Europhys. Lett.
Volume 63, Number 4, August 2003
Page(s) 610 - 615
Section Interdisciplinary physics and related areas of science and technology
Published online 01 November 2003
DOI: 10.1209/epl/i2003-00559-8
Europhys. Lett., 63 (4) , pp. 610-615 (2003)

Specific ion effects: The role of co-ions in biology

M. Boström1, D. R. M. Williams2 and B. W. Ninham2

1  Department of Physics and Measurement Technology, Linköping University SE-581 83 Linköping, Sweden
2  Department of Applied Mathematics, Research School of Physical Sciences The Australian National University - Canberra, Australia 0200

(Received 7 March 2003; accepted in final form 13 June 2003)

Co-ions are as essential in biological systems as they are ignored. The purpose of this letter is to demonstrate the importance of including ionic dispersion potentials acting between ions and interfaces in any realistic theoretical modeling of biological systems. We demonstrate through a well-known biological example that co-ion effects can be understood once these previously ignored forces are included. Experiments have in the past revealed that addition of salt solutions with different co-ions give fundamentally different results for the formation of meta 2 rhodopsin (which is involved in dim light vision). For systems with low salt concentrations, addition of salt favors the formation of meta 1 rhodopsin.
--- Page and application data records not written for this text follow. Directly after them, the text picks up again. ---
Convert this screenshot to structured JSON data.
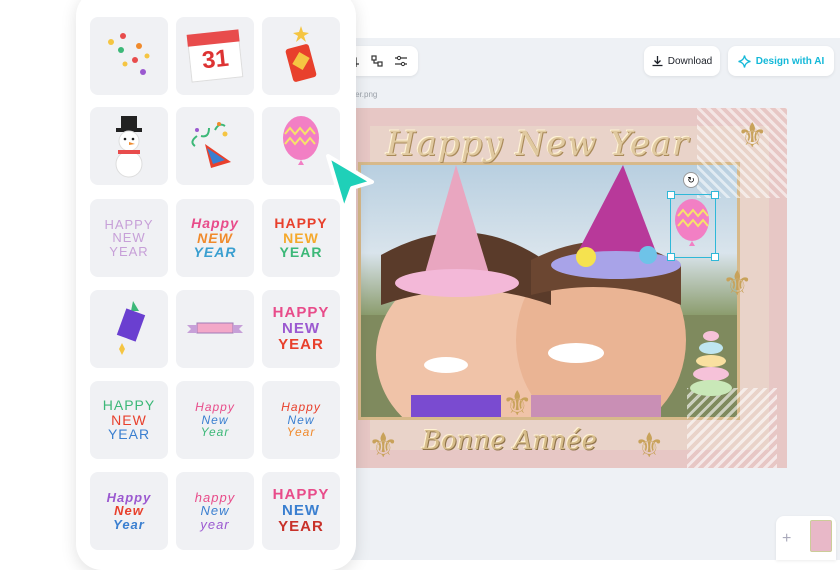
{
  "toolbar": {
    "tools": [
      "crop-icon",
      "layers-icon",
      "adjust-icon"
    ],
    "download_label": "Download",
    "ai_label": "Design with AI",
    "accent_color": "#13b8d8"
  },
  "canvas": {
    "filename": "rder.png",
    "title_top": "Happy New Year",
    "title_bottom": "Bonne Année"
  },
  "stickers": {
    "items": [
      {
        "name": "confetti-dots"
      },
      {
        "name": "calendar-31",
        "text": "31"
      },
      {
        "name": "firecracker"
      },
      {
        "name": "snowman"
      },
      {
        "name": "party-popper"
      },
      {
        "name": "pink-balloon"
      },
      {
        "name": "happy-new-year-1",
        "lines": [
          "HAPPY",
          "NEW",
          "YEAR"
        ]
      },
      {
        "name": "happy-new-year-2",
        "lines": [
          "Happy",
          "NEW",
          "YEAR"
        ]
      },
      {
        "name": "happy-new-year-3",
        "lines": [
          "HAPPY",
          "NEW",
          "YEAR"
        ]
      },
      {
        "name": "rocket-firework"
      },
      {
        "name": "banner-ribbon"
      },
      {
        "name": "happy-new-year-4",
        "lines": [
          "HAPPY",
          "NEW",
          "YEAR"
        ]
      },
      {
        "name": "happy-new-year-5",
        "lines": [
          "HAPPY",
          "NEW",
          "YEAR"
        ]
      },
      {
        "name": "happy-new-year-6",
        "lines": [
          "Happy",
          "New",
          "Year"
        ]
      },
      {
        "name": "happy-new-year-7",
        "lines": [
          "Happy",
          "New",
          "Year"
        ]
      },
      {
        "name": "happy-new-year-8",
        "lines": [
          "Happy",
          "New",
          "Year"
        ]
      },
      {
        "name": "happy-new-year-9",
        "lines": [
          "happy",
          "New",
          "year"
        ]
      },
      {
        "name": "happy-new-year-10",
        "lines": [
          "HAPPY",
          "NEW",
          "YEAR"
        ]
      }
    ]
  }
}
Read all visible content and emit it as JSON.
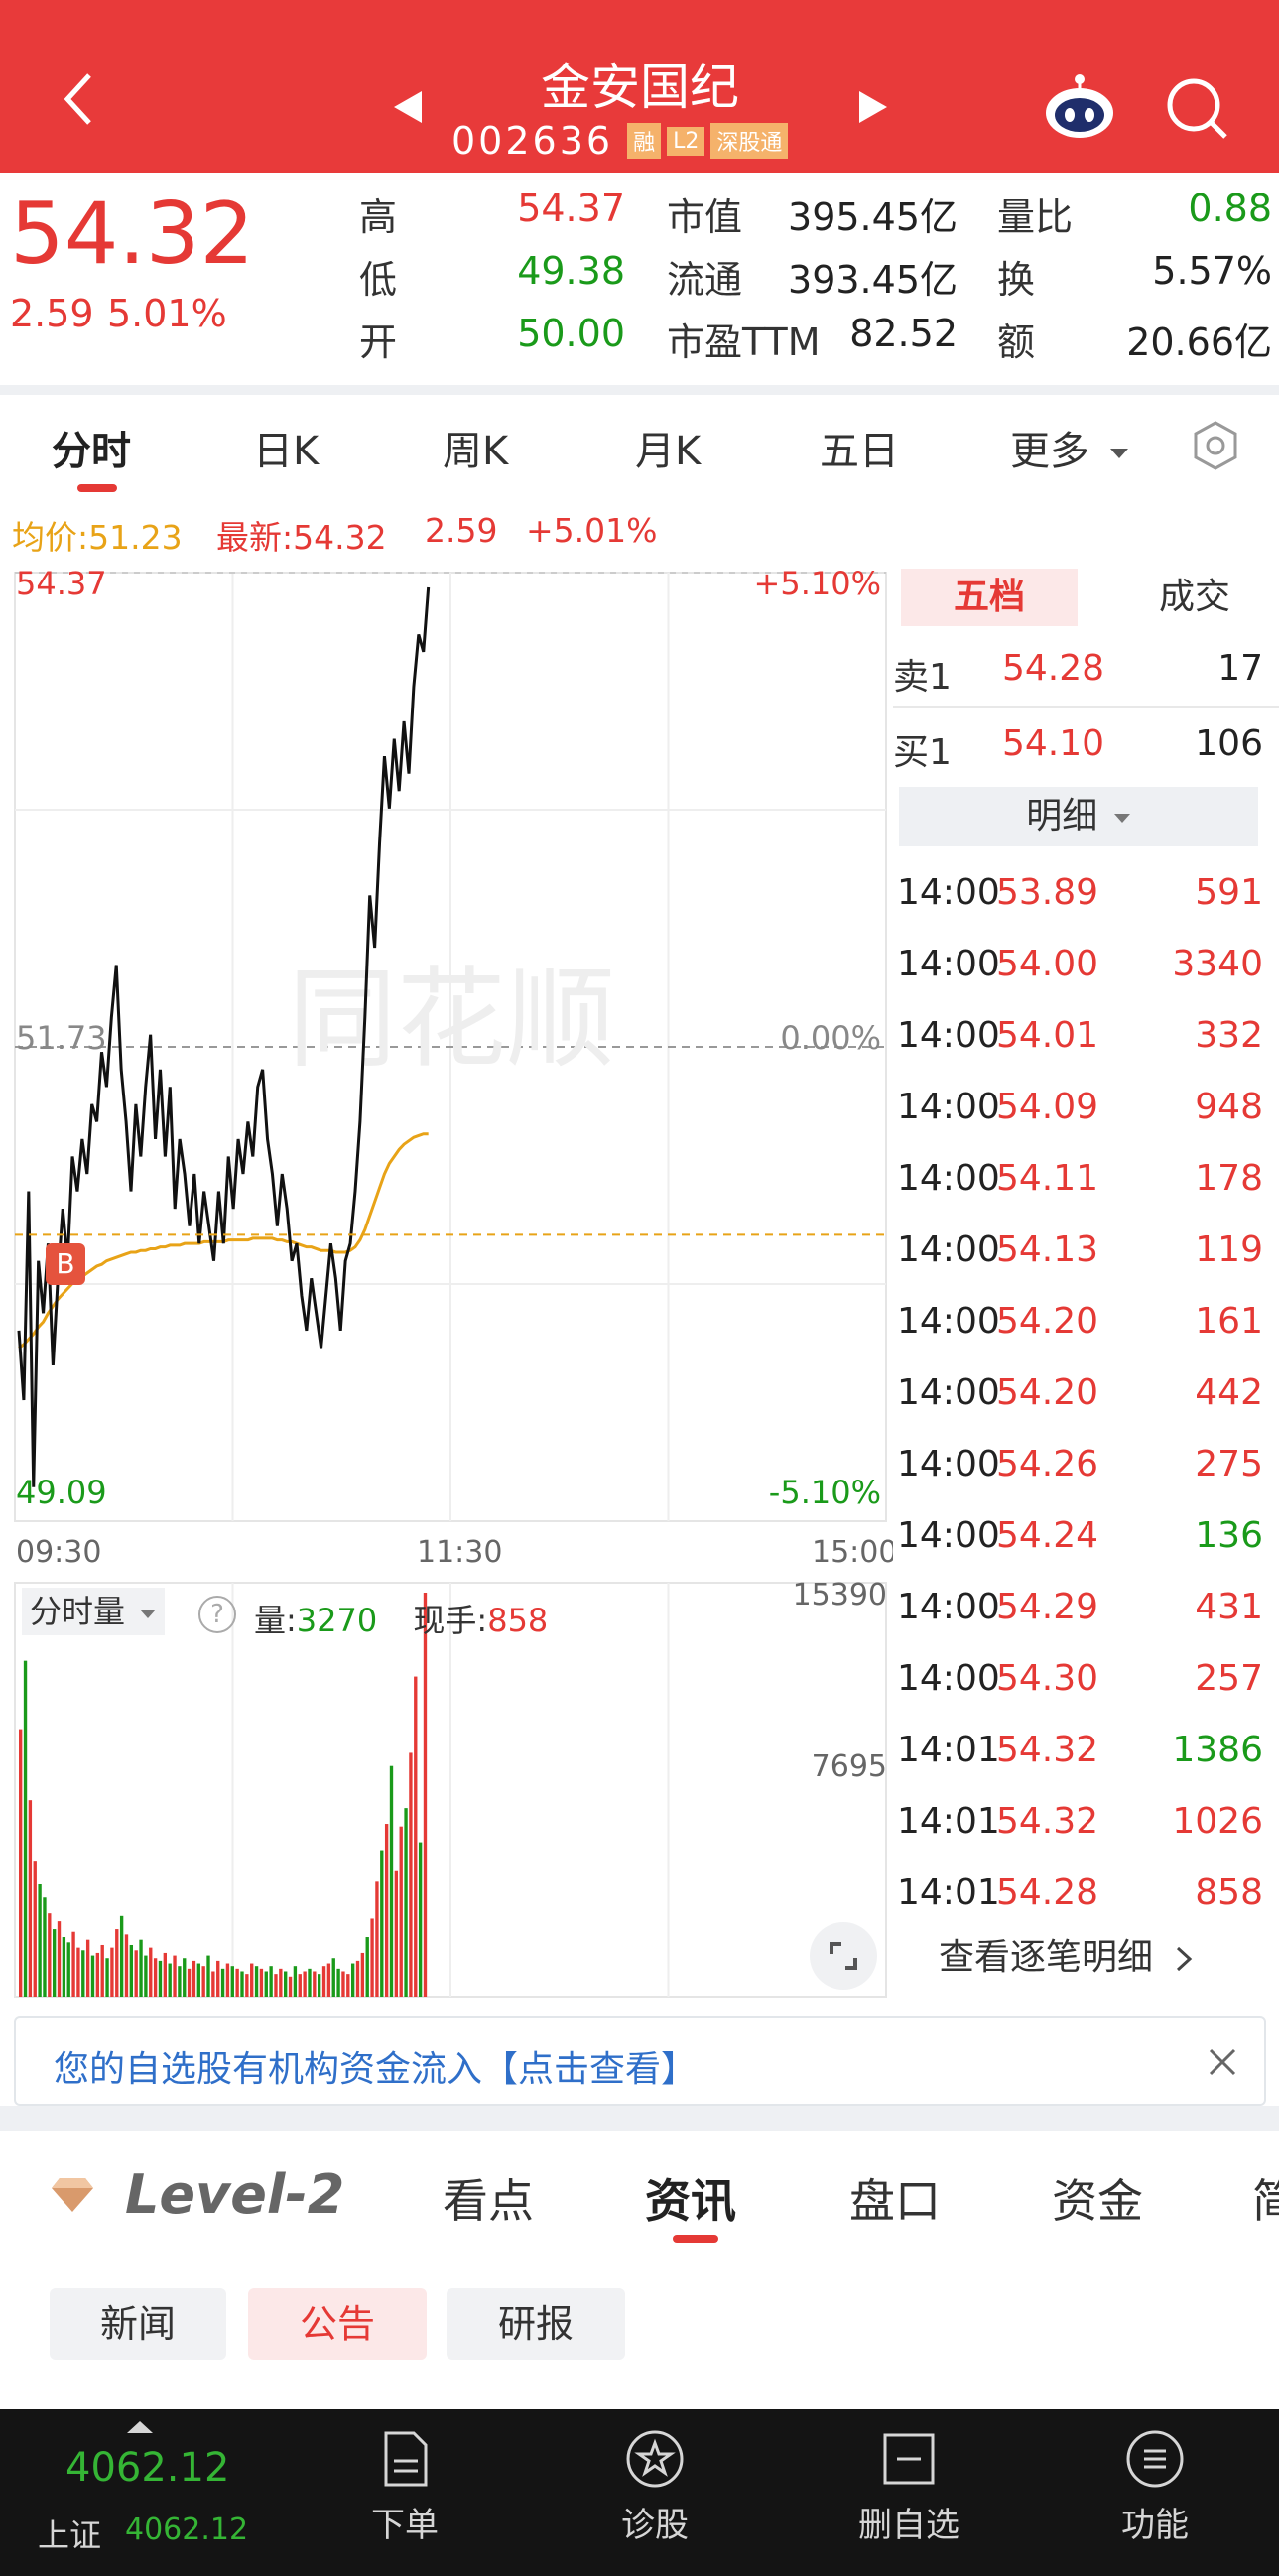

Exactly the opposite is observed in high-concentration salt solutions. This is true even after surface pH effects have been screened out with the addition of 0.5 $\un{M}$ sodium acetate buffer. A theoretical explanation for the role of co-ions behind this effect is here given in terms of ionic dispersion potentials and ion specific surface pH.

82.45.Gj - Electrolytes.
73.30.+y - Surface double layers, Schottky barriers, and work functions.
82.45.Mp - Thin layers, films, monolayers, membranes.

© EDP Sciences 2003